**** Supplied material ****

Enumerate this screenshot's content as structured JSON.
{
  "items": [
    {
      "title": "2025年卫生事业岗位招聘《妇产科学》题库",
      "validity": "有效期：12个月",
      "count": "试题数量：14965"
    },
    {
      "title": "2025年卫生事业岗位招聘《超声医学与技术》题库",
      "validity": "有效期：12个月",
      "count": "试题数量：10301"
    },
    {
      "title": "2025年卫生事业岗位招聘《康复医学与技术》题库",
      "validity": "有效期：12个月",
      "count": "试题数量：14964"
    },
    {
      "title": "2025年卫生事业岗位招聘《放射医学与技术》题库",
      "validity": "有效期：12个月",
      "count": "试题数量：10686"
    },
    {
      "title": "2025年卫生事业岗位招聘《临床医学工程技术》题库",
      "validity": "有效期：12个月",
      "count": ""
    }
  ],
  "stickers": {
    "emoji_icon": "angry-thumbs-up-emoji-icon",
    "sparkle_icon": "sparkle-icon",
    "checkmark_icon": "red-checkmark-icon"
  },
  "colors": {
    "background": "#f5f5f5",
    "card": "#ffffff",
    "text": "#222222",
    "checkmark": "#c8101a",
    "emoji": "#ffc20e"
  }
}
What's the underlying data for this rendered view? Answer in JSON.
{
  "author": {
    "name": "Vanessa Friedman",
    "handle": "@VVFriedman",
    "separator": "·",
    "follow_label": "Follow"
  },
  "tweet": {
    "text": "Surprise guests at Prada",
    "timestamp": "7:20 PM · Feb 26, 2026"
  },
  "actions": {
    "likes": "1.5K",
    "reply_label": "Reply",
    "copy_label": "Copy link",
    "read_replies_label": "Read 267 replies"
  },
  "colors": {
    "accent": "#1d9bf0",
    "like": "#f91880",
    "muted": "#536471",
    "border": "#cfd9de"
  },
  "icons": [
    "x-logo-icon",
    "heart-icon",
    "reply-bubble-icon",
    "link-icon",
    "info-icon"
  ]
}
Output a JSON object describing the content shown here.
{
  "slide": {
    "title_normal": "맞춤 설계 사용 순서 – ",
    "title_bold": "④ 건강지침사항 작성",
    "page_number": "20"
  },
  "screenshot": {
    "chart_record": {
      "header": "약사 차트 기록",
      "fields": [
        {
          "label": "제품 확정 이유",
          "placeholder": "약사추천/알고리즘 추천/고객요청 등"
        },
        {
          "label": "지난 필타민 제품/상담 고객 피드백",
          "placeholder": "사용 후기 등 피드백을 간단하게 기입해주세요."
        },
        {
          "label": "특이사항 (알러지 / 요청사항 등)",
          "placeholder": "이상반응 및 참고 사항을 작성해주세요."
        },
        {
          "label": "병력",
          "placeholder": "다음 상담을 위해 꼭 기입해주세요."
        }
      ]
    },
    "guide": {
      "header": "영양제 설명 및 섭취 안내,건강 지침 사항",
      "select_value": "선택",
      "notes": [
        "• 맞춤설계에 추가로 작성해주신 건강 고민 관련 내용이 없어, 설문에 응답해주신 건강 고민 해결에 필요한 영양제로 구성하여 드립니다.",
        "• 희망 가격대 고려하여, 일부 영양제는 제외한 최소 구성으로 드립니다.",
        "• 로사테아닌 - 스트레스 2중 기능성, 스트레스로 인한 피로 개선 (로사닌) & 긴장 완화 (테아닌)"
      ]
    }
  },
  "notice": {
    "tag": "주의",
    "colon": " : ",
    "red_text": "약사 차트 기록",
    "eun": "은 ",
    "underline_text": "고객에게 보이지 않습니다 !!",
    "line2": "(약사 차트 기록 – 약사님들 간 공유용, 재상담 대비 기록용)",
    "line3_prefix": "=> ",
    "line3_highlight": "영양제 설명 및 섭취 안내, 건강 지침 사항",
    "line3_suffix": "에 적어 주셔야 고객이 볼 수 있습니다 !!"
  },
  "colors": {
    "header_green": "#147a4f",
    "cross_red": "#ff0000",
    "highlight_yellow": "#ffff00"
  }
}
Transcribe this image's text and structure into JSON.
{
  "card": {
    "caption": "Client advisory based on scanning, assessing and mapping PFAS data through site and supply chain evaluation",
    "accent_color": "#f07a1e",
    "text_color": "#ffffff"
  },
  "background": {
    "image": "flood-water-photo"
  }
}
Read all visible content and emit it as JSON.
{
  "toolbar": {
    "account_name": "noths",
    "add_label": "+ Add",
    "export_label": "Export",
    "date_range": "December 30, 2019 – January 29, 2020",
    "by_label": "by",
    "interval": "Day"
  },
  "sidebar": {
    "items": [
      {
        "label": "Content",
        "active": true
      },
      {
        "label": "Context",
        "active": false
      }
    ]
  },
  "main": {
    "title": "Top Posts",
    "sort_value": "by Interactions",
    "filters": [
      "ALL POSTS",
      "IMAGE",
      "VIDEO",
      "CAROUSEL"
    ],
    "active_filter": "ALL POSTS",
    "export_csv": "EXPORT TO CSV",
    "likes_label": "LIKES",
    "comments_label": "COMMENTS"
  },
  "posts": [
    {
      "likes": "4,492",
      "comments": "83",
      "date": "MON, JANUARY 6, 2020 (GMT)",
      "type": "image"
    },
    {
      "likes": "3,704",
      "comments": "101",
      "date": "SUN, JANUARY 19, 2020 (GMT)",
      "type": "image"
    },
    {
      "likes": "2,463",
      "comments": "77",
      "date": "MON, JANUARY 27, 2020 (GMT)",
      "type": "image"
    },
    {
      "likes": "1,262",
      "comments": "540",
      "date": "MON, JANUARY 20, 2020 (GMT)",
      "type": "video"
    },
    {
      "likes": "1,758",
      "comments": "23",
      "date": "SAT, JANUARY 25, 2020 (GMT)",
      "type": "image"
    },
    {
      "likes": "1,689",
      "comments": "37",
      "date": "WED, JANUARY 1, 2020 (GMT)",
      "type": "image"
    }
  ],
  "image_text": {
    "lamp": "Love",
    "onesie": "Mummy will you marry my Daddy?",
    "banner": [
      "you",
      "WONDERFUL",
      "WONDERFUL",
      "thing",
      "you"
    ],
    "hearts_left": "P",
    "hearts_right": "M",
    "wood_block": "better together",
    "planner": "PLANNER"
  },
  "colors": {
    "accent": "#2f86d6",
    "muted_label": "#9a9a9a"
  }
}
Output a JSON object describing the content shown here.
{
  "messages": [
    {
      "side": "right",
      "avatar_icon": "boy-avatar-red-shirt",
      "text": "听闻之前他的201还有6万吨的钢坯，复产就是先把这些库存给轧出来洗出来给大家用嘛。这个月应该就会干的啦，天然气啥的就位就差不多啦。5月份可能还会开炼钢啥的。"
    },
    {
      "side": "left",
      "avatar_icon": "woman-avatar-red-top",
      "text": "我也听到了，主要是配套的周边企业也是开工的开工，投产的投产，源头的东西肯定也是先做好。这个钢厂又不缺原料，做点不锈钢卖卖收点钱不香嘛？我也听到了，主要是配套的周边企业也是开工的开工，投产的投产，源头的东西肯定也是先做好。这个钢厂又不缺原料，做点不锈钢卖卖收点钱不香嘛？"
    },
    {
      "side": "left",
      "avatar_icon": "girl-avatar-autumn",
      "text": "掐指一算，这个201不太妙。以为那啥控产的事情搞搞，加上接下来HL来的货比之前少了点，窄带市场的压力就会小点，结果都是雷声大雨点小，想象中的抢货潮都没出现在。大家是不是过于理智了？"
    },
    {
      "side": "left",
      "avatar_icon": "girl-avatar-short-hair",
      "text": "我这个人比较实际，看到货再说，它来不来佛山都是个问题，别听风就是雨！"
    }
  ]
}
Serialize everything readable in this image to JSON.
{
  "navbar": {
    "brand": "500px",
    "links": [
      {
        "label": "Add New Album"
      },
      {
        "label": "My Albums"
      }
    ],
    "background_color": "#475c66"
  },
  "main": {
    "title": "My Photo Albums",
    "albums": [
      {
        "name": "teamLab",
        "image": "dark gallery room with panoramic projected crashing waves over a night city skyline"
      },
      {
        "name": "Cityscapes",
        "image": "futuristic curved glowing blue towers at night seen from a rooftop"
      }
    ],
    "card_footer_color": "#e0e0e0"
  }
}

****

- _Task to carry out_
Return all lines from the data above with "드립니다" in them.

- _Solution for this task_
        "• 맞춤설계에 추가로 작성해주신 건강 고민 관련 내용이 없어, 설문에 응답해주신 건강 고민 해결에 필요한 영양제로 구성하여 드립니다.",
        "• 희망 가격대 고려하여, 일부 영양제는 제외한 최소 구성으로 드립니다.",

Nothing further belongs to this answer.